One of my most frequently asked questions in a podcast interview or Q&A session is always some measured form of this: OK, yes. I get it. I see the importance here. But how do I get my spouse/roommate/community to support and adapt to my decision to live more simply? How do I live as a
I am forever wondering if our quest for self-exploration has become burdensome, backwards. Enneagrams, Myers-Briggs – the idea of whittling down our complex personalities to a number and a few letters. Are we placing boundaries where they weren’t intended; living within confines that needn’t be there? While I love nothing better than a tidy definition
Your husband is recovering from pneumonia slowly. He is tired. He is stressed. On his desk are stacks of envelopes, invoices, important-looking papers. His birthday is in eight days, and you wonder if you should shelf the celebration for a better time. (There is no better time.) — You text the wives of his friends:
There’s a tried-and-true tip I’ve often heard from seasoned married folks, one of which is guaranteed to keep arguments fair, gentle and in-the-moment (rather than relying on cheap shots and past scripts), and it is simply this: Avoid two words: (1) Always and (2) Never. There are a few obvious reasons here, one of which
One of the greatest shifts in my marriage, possibly in my adulthood as a whole, has also been one of the smallest shifts. It has slipped by unnoticed in the mundane tasks of laundry cycles and dish duty, a simple phrase that has ever so slightly changed the energy in our home: I’m doing this
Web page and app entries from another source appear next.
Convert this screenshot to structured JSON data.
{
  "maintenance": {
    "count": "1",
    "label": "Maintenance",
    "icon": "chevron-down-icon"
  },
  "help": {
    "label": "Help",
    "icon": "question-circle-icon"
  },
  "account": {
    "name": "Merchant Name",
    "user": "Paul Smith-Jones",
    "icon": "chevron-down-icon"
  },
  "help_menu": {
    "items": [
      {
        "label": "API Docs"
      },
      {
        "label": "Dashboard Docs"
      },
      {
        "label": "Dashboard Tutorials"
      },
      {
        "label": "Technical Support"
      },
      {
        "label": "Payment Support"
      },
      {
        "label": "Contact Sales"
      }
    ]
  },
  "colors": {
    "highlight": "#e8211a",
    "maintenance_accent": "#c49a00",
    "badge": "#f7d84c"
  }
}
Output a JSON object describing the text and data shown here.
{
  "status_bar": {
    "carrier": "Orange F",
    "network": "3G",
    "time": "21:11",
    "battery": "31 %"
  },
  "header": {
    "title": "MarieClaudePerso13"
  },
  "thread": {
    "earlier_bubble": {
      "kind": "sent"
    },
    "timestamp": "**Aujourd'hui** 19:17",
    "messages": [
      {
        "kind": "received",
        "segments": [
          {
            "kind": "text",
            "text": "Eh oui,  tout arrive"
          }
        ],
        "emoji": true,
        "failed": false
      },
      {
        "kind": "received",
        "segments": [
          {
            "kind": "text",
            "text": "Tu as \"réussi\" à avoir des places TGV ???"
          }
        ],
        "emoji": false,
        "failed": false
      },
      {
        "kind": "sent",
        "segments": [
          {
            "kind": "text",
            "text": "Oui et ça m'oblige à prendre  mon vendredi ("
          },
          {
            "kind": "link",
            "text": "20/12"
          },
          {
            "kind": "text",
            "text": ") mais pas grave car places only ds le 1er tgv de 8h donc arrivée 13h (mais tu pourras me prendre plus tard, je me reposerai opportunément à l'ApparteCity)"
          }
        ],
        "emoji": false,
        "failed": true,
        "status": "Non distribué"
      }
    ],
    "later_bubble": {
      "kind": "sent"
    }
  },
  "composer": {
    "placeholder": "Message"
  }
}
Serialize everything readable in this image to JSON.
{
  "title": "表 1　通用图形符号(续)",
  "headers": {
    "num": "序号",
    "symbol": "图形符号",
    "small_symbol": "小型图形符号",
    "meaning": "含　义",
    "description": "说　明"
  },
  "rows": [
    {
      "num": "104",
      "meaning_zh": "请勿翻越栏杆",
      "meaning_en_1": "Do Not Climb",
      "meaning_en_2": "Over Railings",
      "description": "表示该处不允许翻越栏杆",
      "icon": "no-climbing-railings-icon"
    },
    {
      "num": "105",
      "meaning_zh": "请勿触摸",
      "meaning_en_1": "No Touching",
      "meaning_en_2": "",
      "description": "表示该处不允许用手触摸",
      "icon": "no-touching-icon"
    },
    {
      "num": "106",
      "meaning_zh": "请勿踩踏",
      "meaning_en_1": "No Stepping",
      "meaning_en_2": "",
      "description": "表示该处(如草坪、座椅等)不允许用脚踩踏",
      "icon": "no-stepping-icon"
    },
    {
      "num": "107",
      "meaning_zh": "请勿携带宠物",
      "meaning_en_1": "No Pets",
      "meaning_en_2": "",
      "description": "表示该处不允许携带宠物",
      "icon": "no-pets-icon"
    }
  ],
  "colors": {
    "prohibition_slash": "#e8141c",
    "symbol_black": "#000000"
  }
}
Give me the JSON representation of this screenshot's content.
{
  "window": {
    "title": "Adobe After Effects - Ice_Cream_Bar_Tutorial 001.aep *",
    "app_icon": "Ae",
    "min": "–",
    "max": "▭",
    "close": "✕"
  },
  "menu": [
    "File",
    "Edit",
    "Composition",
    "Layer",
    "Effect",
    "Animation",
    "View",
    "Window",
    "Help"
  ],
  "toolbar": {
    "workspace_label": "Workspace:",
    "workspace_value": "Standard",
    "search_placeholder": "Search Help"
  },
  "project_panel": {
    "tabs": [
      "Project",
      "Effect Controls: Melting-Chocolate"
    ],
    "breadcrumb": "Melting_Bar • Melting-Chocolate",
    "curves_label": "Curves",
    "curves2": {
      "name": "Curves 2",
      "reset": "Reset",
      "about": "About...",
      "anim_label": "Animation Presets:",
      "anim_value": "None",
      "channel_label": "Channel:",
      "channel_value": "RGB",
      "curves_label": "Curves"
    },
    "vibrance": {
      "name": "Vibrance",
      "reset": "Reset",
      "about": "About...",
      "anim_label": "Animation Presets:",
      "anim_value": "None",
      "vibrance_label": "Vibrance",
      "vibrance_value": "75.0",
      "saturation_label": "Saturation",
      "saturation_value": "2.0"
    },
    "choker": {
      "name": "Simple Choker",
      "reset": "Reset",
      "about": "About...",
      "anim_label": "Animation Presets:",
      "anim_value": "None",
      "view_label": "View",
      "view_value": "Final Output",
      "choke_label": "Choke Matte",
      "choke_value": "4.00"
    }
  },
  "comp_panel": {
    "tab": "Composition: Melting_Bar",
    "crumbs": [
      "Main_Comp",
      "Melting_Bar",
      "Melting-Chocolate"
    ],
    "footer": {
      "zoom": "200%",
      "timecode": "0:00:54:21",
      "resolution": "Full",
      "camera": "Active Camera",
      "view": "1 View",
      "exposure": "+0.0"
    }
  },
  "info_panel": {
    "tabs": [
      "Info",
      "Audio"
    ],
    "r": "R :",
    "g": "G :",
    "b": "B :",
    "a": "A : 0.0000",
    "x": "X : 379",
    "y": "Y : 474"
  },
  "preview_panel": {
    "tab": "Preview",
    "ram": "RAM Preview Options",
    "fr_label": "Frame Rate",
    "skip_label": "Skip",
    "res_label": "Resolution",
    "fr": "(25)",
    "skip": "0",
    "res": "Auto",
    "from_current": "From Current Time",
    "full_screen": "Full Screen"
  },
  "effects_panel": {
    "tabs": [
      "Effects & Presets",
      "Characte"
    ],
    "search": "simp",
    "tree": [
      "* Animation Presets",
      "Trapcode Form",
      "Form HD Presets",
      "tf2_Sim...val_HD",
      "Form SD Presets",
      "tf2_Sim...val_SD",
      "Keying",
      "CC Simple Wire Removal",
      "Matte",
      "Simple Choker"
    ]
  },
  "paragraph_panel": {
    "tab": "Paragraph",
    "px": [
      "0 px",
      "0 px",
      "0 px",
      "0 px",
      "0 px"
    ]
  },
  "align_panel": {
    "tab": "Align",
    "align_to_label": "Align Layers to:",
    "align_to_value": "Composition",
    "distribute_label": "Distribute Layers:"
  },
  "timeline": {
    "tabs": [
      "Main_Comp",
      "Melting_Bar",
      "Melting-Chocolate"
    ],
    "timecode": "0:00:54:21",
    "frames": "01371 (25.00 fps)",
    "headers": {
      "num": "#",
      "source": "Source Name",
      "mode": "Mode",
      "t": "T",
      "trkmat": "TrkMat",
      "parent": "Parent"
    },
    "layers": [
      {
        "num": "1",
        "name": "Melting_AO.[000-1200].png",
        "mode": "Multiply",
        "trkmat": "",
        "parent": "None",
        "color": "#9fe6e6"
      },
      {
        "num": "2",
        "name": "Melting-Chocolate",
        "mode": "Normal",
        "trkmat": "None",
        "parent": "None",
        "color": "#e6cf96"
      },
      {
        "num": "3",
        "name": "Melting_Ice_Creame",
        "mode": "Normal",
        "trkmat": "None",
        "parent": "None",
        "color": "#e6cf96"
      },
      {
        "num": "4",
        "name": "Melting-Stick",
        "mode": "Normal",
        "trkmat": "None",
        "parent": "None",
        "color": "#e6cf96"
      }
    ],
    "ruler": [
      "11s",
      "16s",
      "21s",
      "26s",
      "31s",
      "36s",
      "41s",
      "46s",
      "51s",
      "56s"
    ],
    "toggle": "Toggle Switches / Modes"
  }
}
As a kid, I was a frequent journaler. For birthdays or at the height of the school year, I’d receive fresh new stacks of composition notebooks, ready to be scrawled upon in childish loops. They were my favorite things. The possibility, the hope, the faith of discovering something new via the written word. A hundred
Do I fight with my spouse? You bet I do. — I used to freak out, quietly, in my own mind, when Ken and I would disagree over parenting. It was more important to me that we were united than right, so with every minor disagreement, I’d settle for a compromise. He’d “win,” and I’d